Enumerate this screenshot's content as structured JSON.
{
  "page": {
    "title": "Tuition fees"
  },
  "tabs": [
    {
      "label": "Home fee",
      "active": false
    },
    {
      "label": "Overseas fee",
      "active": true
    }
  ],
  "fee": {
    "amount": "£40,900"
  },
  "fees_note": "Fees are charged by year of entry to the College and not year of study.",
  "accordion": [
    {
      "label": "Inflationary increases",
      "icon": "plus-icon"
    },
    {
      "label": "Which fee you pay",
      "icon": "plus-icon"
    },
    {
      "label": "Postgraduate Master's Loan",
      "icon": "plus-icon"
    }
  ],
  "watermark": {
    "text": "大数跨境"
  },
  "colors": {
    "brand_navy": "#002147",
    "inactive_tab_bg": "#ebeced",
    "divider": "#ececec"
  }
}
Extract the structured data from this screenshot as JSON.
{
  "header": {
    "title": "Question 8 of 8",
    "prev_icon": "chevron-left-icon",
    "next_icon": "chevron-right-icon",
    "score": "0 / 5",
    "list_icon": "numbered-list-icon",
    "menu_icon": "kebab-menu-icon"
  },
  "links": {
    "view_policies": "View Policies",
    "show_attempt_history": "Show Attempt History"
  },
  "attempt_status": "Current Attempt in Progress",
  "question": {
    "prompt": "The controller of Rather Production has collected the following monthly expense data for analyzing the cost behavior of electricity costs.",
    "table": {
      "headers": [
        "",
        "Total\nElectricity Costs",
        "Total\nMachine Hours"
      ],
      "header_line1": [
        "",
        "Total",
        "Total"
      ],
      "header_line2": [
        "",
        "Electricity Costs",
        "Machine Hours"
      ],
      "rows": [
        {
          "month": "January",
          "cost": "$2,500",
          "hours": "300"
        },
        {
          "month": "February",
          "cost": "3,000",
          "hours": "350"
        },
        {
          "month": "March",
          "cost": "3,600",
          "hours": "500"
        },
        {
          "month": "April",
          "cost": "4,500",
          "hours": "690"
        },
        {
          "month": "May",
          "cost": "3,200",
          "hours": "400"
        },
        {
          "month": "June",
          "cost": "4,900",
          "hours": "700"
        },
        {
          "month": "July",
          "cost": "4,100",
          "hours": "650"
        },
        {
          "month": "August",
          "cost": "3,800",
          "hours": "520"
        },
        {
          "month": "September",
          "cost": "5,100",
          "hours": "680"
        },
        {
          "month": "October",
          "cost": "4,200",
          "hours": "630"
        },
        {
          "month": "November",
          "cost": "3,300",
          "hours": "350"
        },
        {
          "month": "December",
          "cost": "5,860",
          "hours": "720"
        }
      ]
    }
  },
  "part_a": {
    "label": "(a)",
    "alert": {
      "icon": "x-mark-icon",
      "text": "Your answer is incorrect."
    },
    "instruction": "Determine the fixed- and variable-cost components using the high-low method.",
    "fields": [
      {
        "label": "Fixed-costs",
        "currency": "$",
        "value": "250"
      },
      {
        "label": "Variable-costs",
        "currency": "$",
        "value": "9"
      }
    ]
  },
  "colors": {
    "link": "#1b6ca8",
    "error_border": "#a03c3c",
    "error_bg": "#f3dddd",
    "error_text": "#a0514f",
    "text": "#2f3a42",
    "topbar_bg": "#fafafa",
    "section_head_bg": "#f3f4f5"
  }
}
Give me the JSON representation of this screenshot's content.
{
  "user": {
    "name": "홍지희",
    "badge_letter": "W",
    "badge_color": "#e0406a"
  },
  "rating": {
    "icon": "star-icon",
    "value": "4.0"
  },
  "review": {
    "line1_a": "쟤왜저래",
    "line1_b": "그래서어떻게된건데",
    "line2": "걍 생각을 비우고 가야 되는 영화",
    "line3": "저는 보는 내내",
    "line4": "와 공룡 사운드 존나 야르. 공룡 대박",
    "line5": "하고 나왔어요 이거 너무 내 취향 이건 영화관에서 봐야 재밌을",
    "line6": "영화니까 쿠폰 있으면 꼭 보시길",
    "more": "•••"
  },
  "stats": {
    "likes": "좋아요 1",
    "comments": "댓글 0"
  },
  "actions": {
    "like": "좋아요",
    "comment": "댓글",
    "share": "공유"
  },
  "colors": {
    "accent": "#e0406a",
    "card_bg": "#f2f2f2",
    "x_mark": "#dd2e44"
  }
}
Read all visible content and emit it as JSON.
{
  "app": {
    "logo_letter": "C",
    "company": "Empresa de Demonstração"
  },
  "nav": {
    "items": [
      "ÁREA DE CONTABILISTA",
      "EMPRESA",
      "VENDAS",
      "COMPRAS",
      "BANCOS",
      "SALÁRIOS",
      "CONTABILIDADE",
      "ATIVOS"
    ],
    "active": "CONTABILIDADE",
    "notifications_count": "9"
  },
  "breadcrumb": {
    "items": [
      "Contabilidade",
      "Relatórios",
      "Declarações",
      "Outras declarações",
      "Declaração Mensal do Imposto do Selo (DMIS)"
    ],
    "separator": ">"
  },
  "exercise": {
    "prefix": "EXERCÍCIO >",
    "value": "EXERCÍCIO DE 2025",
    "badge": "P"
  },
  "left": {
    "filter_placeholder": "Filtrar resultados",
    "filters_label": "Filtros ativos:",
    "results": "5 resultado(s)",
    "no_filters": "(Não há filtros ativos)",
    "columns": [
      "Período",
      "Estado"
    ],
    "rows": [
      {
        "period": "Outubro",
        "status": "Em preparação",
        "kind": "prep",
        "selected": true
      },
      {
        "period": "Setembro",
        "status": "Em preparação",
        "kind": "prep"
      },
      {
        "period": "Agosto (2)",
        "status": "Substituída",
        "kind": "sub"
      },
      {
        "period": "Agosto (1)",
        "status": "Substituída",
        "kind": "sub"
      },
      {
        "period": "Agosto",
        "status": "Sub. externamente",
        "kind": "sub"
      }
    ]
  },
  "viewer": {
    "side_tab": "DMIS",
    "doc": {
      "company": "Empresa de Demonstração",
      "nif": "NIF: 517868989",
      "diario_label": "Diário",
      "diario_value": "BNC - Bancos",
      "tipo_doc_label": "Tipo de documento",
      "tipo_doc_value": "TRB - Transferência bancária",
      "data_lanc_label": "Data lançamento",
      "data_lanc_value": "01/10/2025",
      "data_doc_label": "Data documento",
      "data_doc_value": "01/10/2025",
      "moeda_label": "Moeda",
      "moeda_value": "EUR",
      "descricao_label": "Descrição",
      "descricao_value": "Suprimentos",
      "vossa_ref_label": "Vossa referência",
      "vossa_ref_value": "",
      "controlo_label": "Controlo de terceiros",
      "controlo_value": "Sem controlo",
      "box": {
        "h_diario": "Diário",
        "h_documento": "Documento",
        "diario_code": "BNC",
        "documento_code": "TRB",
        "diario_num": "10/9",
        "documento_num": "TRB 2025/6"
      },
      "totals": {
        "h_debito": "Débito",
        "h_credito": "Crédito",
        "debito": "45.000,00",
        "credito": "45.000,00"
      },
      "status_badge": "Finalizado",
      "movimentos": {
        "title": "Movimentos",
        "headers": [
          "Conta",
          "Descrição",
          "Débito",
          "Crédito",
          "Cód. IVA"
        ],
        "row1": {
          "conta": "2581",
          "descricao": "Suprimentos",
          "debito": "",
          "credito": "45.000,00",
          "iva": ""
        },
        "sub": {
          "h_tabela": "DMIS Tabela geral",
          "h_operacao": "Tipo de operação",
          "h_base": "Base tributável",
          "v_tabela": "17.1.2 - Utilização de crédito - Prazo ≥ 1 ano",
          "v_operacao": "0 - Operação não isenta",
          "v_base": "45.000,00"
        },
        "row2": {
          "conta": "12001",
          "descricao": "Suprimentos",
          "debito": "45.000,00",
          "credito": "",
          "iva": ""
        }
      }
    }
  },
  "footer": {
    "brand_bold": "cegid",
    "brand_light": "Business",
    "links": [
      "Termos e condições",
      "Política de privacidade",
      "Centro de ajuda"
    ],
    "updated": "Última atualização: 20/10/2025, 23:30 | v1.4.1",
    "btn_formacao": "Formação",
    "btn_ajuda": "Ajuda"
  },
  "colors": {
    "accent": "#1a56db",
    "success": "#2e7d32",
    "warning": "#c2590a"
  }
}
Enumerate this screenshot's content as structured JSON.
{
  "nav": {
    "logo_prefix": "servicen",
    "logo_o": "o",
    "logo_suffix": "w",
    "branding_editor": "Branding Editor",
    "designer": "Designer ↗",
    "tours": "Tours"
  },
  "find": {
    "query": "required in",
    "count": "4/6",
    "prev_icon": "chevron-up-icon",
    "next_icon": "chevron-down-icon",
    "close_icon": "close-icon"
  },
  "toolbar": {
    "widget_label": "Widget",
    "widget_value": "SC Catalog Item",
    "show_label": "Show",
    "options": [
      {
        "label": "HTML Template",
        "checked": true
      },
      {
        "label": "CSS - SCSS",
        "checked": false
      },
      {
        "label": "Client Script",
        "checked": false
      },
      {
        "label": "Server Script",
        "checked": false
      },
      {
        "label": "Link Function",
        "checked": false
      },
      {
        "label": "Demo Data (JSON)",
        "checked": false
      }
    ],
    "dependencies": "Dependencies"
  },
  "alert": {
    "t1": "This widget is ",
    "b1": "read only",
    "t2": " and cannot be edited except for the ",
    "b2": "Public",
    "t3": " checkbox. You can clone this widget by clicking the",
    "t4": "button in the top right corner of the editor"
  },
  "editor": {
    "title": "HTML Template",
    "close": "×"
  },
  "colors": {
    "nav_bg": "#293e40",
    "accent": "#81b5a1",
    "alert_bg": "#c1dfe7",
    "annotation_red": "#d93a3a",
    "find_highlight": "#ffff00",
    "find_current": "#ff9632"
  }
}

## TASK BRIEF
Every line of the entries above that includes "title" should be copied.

## THE ANSWER
    "title": "Tuition fees"
    "title": "Question 8 of 8",
        "title": "Movimentos",
    "title": "HTML Template",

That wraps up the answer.